Deep chemical peel

The chemical used for this kind of peel, phenol, can lighten the skin that’s treated. Your skin tone may be a determining factor as to whether or not this is an appropriate treatment for you. With this kind of peel, your new skin often loses its ability to make pigment, meaning a tan. You will always need to protect your skin from the sun. Phenol also can pose a special risk for people with heart disease. Be sure to tell your surgeon about any heart problems and include it in your medical history. Other risks include:

  • A red face which can last three to four months.
  • Cysts or white spots may appear with a deep peel and they can last up to several weeks.
  • Scarring is an infrequent risk.
  • Some areas of your skin may lose pigment permanently.
  • Hyperpigmentation – when too much pigment occurs, causing brown blotches – may result even if you use sunscreen.

A deep chemical peel requires that you have an adequate recovery time. You may return to work and some of your normal activities two weeks after treatment. At that point, your skin will be healed enough for you to wear makeup.

Now that you know what a facial chemical peel can do for your skin, it’s important to understand what they cannot do, such as:

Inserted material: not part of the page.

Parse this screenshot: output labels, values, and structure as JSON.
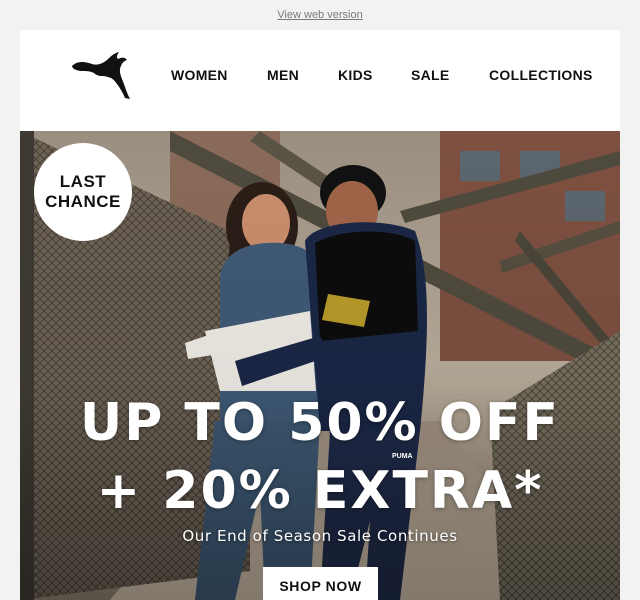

  • Treat deep facial lines
  • Tighten loose or sagging skin
  • Stimulate collagen production
  • Remove broken capillaries
  • Change pore size
  • Remove deep scars

You may not be a good candidate for chemical peeling if you have:

  • A history of skin scarring
  • Abnormal pigmentation
  • Afro-Caribbean or Asian skin
  • Facial warts
  • Red hair and pale freckled skin
  • Used certain acne treatments within the last year

Choose a qualified plastic surgeon

asps logo

To find a qualified plastic surgeon who performs this procedure, visit the online referral service of the American Society of Plastic Surgeons (ASPS). ASPS, founded in 1931, is the largest plastic surgery organization in the world and the foremost authority on cosmetic and reconstructive plastic surgery. All ASPS physician members are certified by the American Board of Plastic Surgery (ABPS) or the Royal College of Physicians and Surgeons of Canada.

Caution: In some states, no medical degree is required to perform a chemical peel. In fact, many states have laws that allow non-physicians to administer certain peel solutions, but regulate the strengths which they are permitted to apply. It’s vital to find a physician who has adequate training and experience in skin resurfacing to avoid complications and achieve the best results.

Cost is always a consideration in elective procedures or treatment. The cost for a chemical peel may vary based on the expertise and qualifications of the person performing the treatment, type of chemical peel performed, time and effort the procedure or treatment requires as well as geographic office location. In 2009, the American Society of Plastic Surgeons estimated national surgeons’ average fees were $764 for a chemical peel. Many plastic surgeons offer patient financing plans, so be sure to ask. Additional fees may include:

  • Surgical facility costs
  • Anesthesia fees
  • Prescriptions for medication
  • Be sure to ask your surgeon about all costs involved in your procedure

Your satisfaction involves more than a fee

When choosing a plastic surgeon for a chemical peel, remember that the surgeon’s experience and your comfort with him or her are just as important as the final cost of the procedure.

Most health insurance does not cover cosmetic surgery or its complications.

  • Are you certified by the American Board of Plastic Surgery?
  • Were you specifically trained in the field of plastic surgery?
  • Is the office-based surgical facility accredited by a nationally- or state-recognized accrediting agency, or is it state-licensed or Medicare-certified?
  • Am I a good candidate for a chemical peel?
  • What will be expected of me to get the best results?
  • Who will perform the chemical peel?
  • Have they been specifically trained in this procedure?
  • Where and how will you perform my procedure or treatment?
  • How long of a recovery period can I expect?
  • What are the risks and possible complications associated with my procedure?
  • How can I expect to look over time?
  • Do you have before-and-after photos I can look at for this procedure?
  • What results are reasonable for me?